You may still eat the same things when you finish Moss's book (I still like cheese, for instance), but you will think differently when you purchase them. Or you will eat them in different ways (I rarely add cheese to my salad anymore.) Salt Sugar Fat, in other words, will change how you think about food.

Cautions: None

Honourable Mentions: I would be up all night blogging if I described every single good book I read in the last year, and there's no way you would make it through the book-length post. I did want to list some of the books I enjoyed besides these, however:

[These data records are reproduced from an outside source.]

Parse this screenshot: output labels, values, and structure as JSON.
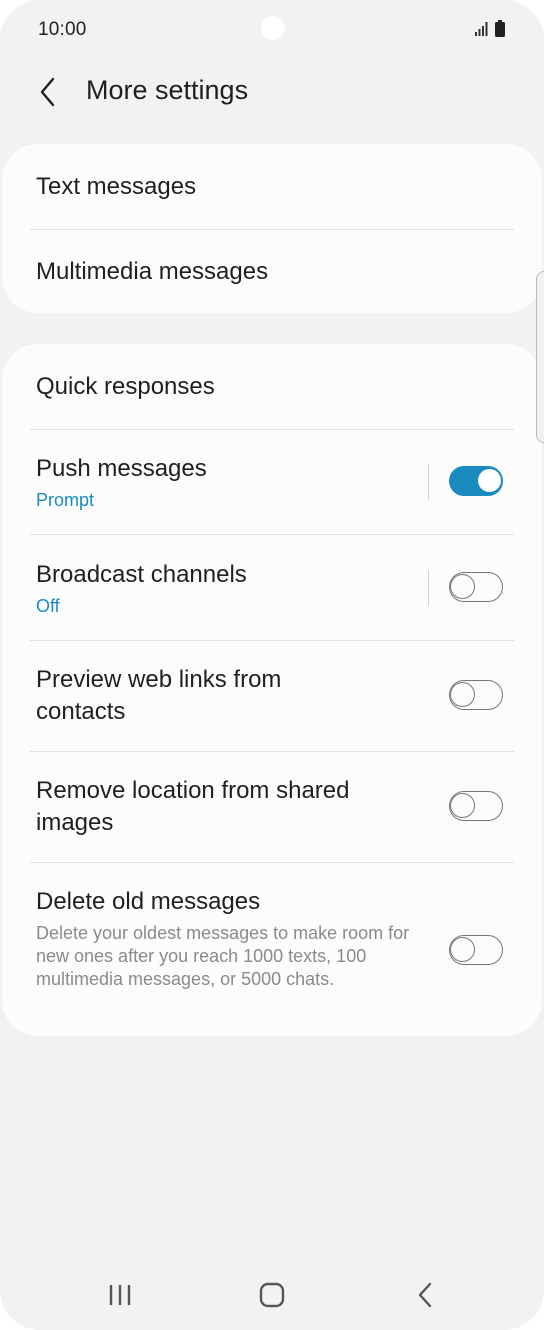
{
  "status_bar": {
    "time": "10:00",
    "icons": [
      "signal-icon",
      "battery-icon"
    ]
  },
  "app_bar": {
    "back_icon": "chevron-left-icon",
    "title": "More settings"
  },
  "group1": {
    "items": [
      {
        "label": "Text messages"
      },
      {
        "label": "Multimedia messages"
      }
    ]
  },
  "group2": {
    "quick_responses": {
      "label": "Quick responses"
    },
    "push_messages": {
      "label": "Push messages",
      "sub": "Prompt",
      "toggle_on": true
    },
    "broadcast_channels": {
      "label": "Broadcast channels",
      "sub": "Off",
      "toggle_on": false
    },
    "preview_links": {
      "line1": "Preview web links from",
      "line2": "contacts",
      "toggle_on": false
    },
    "remove_location": {
      "line1": "Remove location from shared",
      "line2": "images",
      "toggle_on": false
    },
    "delete_old": {
      "label": "Delete old messages",
      "desc": "Delete your oldest messages to make room for new ones after you reach 1000 texts, 100 multimedia messages, or 5000 chats.",
      "toggle_on": false
    }
  },
  "nav_bar": {
    "icons": [
      "recent-apps-icon",
      "home-icon",
      "back-icon"
    ]
  },
  "colors": {
    "accent": "#1a8bbf",
    "background": "#f2f2f2",
    "card": "#fcfcfc",
    "secondary_text": "#8a8a8a"
  }
}
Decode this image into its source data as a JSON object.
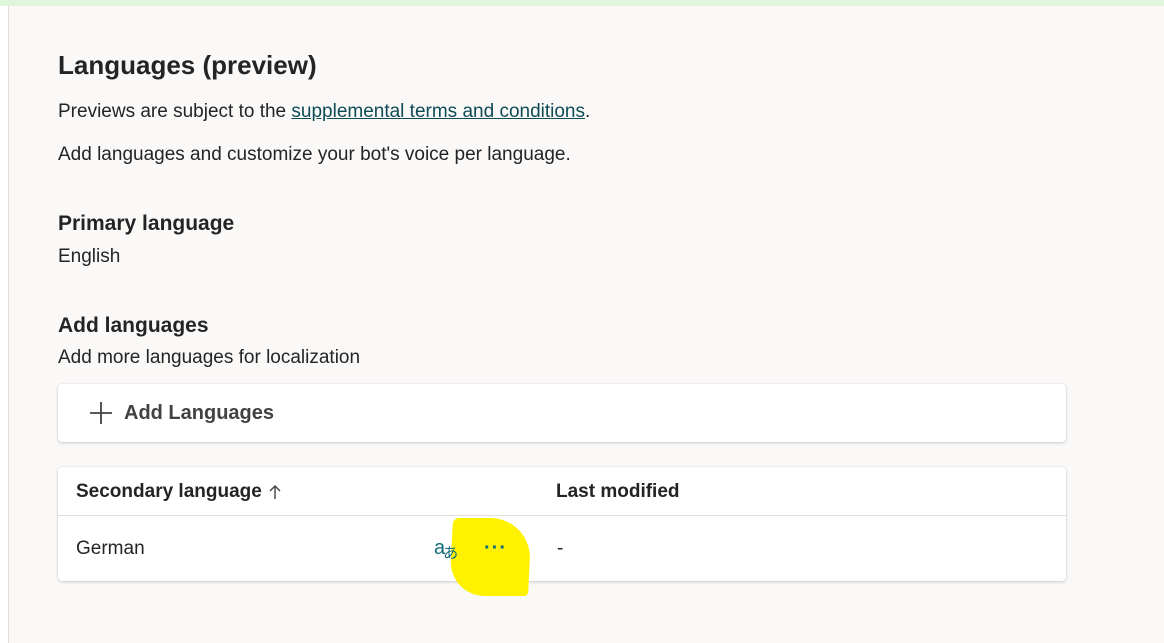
{
  "page": {
    "title": "Languages (preview)",
    "preview_prefix": "Previews are subject to the ",
    "preview_link": "supplemental terms and conditions",
    "preview_suffix": ".",
    "description": "Add languages and customize your bot's voice per language."
  },
  "primary_language": {
    "heading": "Primary language",
    "value": "English"
  },
  "add_languages": {
    "heading": "Add languages",
    "description": "Add more languages for localization",
    "button_label": "Add Languages",
    "button_icon": "plus-icon"
  },
  "table": {
    "columns": [
      {
        "label": "Secondary language",
        "sort_icon": "arrow-up-icon"
      },
      {
        "label": "Last modified"
      }
    ],
    "rows": [
      {
        "language": "German",
        "translate_icon_glyph_main": "a",
        "translate_icon_glyph_sub": "あ",
        "more_icon_glyph": "···",
        "last_modified": "-"
      }
    ]
  },
  "colors": {
    "accent": "#0f6b78",
    "link": "#0f4b55",
    "top_strip": "#dff6dd",
    "highlight": "#fff200",
    "panel_bg": "#faf9f8"
  }
}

  • Secret Thoughts of an Unlikely Convert, Rosaria Butterfield. An agnostic lesbian professor converts to Christianity. Describes how she came to accept the Christian faith, and also describes how believers can learn from the GLBT community.
  • Real Sex, Lauren Winner. A defense of chastity as a crucial part of faith for non-married believers. Based on what we learn about Christ from chastity, and a good alternative to the courtship drivel a la Josh Harris
  • Orthodoxy, G.K. Chesterton. Describes and defends the habits of thought and assumptions that make orthodoxy possible. Extraordinarily witty. 
  • Lean In, Sheryl Sandberg. Practical advice for how women can become more prominent and happier in the workplace.
What about you? What have you read in the last year? What will you read next year?